Email: timweiss [at] stanford [dot] edu

Tim Weiss is a postdoctoral researcher at Stanford Center for Work, Technology & Organization in the Management Science and Engineering Department. He studies the global startup movement in rapidly evolving digital economies. Tim is interested in the question of the conditions under which novel organizations emerge and reach scale (or fail to do so) in particular contexts. His “home base” is in management and organization theory, from which he is working to create an organizational lens to help better understand the underlying drivers of socio-economic change and progress. His toolbox encompasses qualitative methods augmented by ethnographic techniques and a long-term commitment to his research setting.

Gonzalo Valdes

Email: gvaldes [at] stanford [dot] edu

Gonzalo Valdes’ doctoral dissertation addresses the question of why some countries’ attempts to imitate first world approaches to innovation succeed, while others are much less successful. Specifically, his research links institutional theory to the socio-technical and socio-economic capabilities of organizations within countries to produce innovation. Additionally, he recently published a paper, together with Prof.

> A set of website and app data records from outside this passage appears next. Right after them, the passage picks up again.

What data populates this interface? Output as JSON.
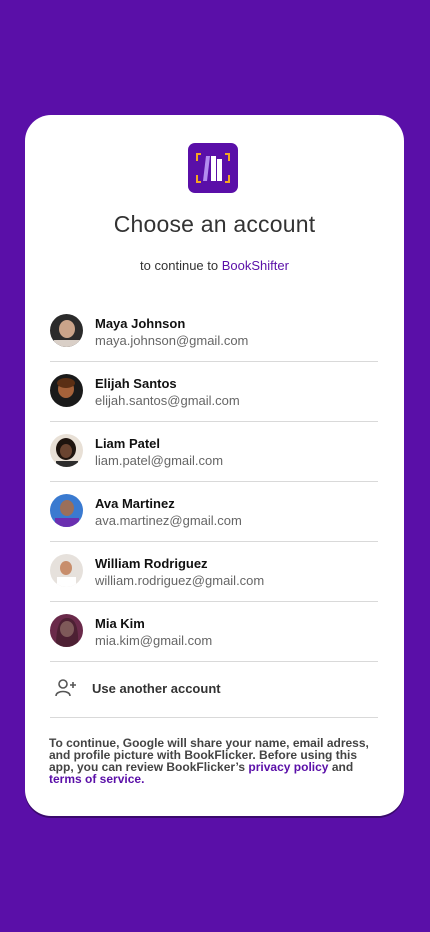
{
  "colors": {
    "background": "#5a0fa8",
    "card": "#ffffff",
    "accent": "#5a0fa8",
    "logo_bracket": "#f5a623"
  },
  "logo": {
    "icon": "books-logo-icon"
  },
  "title": "Choose an account",
  "subtitle": {
    "prefix": "to continue to",
    "app_name": "BookShifter"
  },
  "accounts": [
    {
      "name": "Maya Johnson",
      "email": "maya.johnson@gmail.com",
      "avatar_color": "#7a6a5e"
    },
    {
      "name": "Elijah Santos",
      "email": "elijah.santos@gmail.com",
      "avatar_color": "#6b3a22"
    },
    {
      "name": "Liam Patel",
      "email": "liam.patel@gmail.com",
      "avatar_color": "#3b2a20"
    },
    {
      "name": "Ava Martinez",
      "email": "ava.martinez@gmail.com",
      "avatar_color": "#3c5fa8"
    },
    {
      "name": "William Rodriguez",
      "email": "william.rodriguez@gmail.com",
      "avatar_color": "#d9d2cc"
    },
    {
      "name": "Mia Kim",
      "email": "mia.kim@gmail.com",
      "avatar_color": "#8a4a6a"
    }
  ],
  "use_another": {
    "label": "Use another account",
    "icon": "add-person-icon"
  },
  "disclaimer": {
    "text": "To continue, Google will share your name, email adress, and profile picture with BookFlicker. Before using this app, you can review BookFlicker’s",
    "privacy_link": "privacy policy",
    "and": "and",
    "terms_link": "terms of service",
    "end": "."
  }
}
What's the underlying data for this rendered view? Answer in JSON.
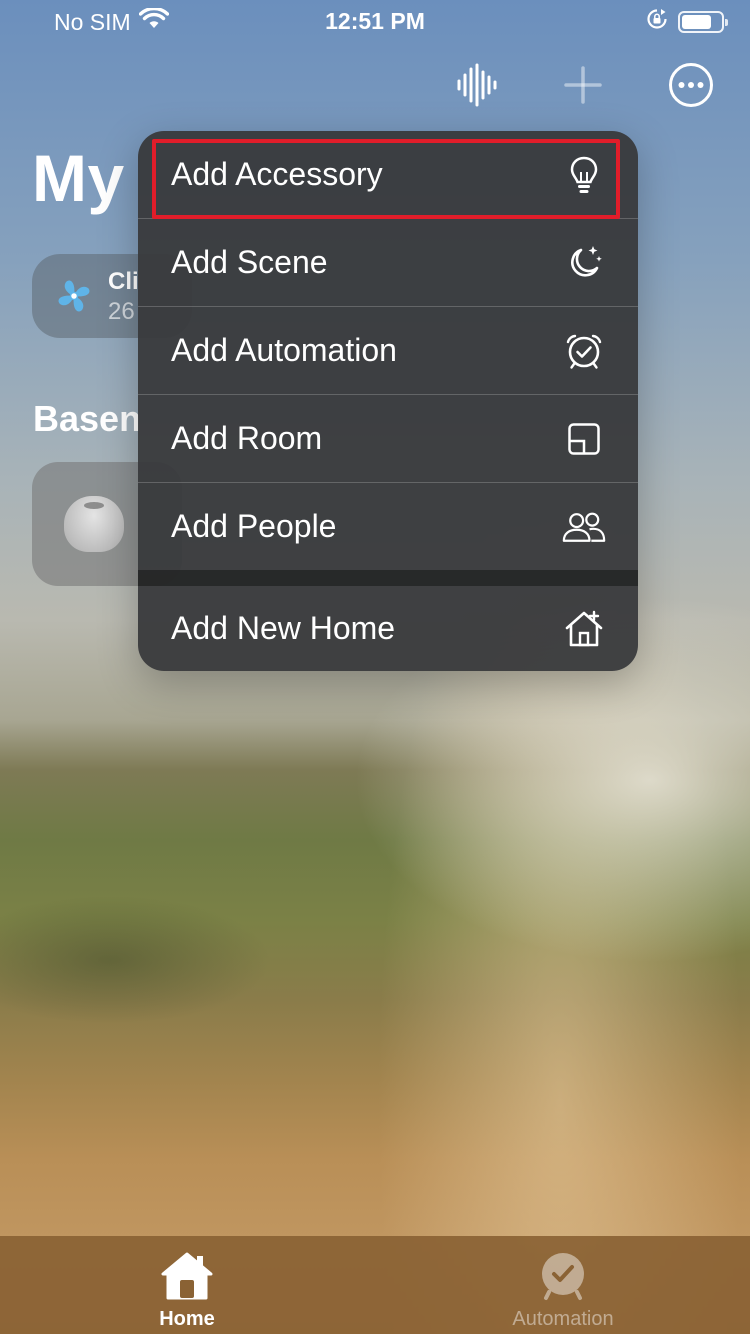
{
  "status_bar": {
    "carrier": "No SIM",
    "time": "12:51 PM",
    "battery_level": 0.75
  },
  "toolbar": {
    "icons": [
      "voice-waveform-icon",
      "plus-icon",
      "more-ellipsis-icon"
    ]
  },
  "home": {
    "title": "My",
    "climate_tile": {
      "name": "Cli",
      "value": "26",
      "icon": "fan-icon"
    },
    "section_title": "Basen",
    "accessory_icon": "homepod-mini-icon"
  },
  "menu": {
    "items": [
      {
        "label": "Add Accessory",
        "icon": "lightbulb-icon"
      },
      {
        "label": "Add Scene",
        "icon": "moon-stars-icon"
      },
      {
        "label": "Add Automation",
        "icon": "alarm-clock-icon"
      },
      {
        "label": "Add Room",
        "icon": "room-icon"
      },
      {
        "label": "Add People",
        "icon": "people-icon"
      },
      {
        "label": "Add New Home",
        "icon": "house-plus-icon"
      }
    ],
    "highlight_color": "#e11d2a"
  },
  "tab_bar": {
    "tabs": [
      {
        "label": "Home",
        "icon": "home-icon",
        "selected": true
      },
      {
        "label": "Automation",
        "icon": "clock-check-icon",
        "selected": false
      }
    ]
  }
}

Stephen Barley, about the need for continual learning in the information economy (“The learning imperative in postindustrial work.” In Work and occupations). He also published research about the capabilities of the public sector to harness the opportunities of ICT (e.g., “E-government maturity model.” In GIQ).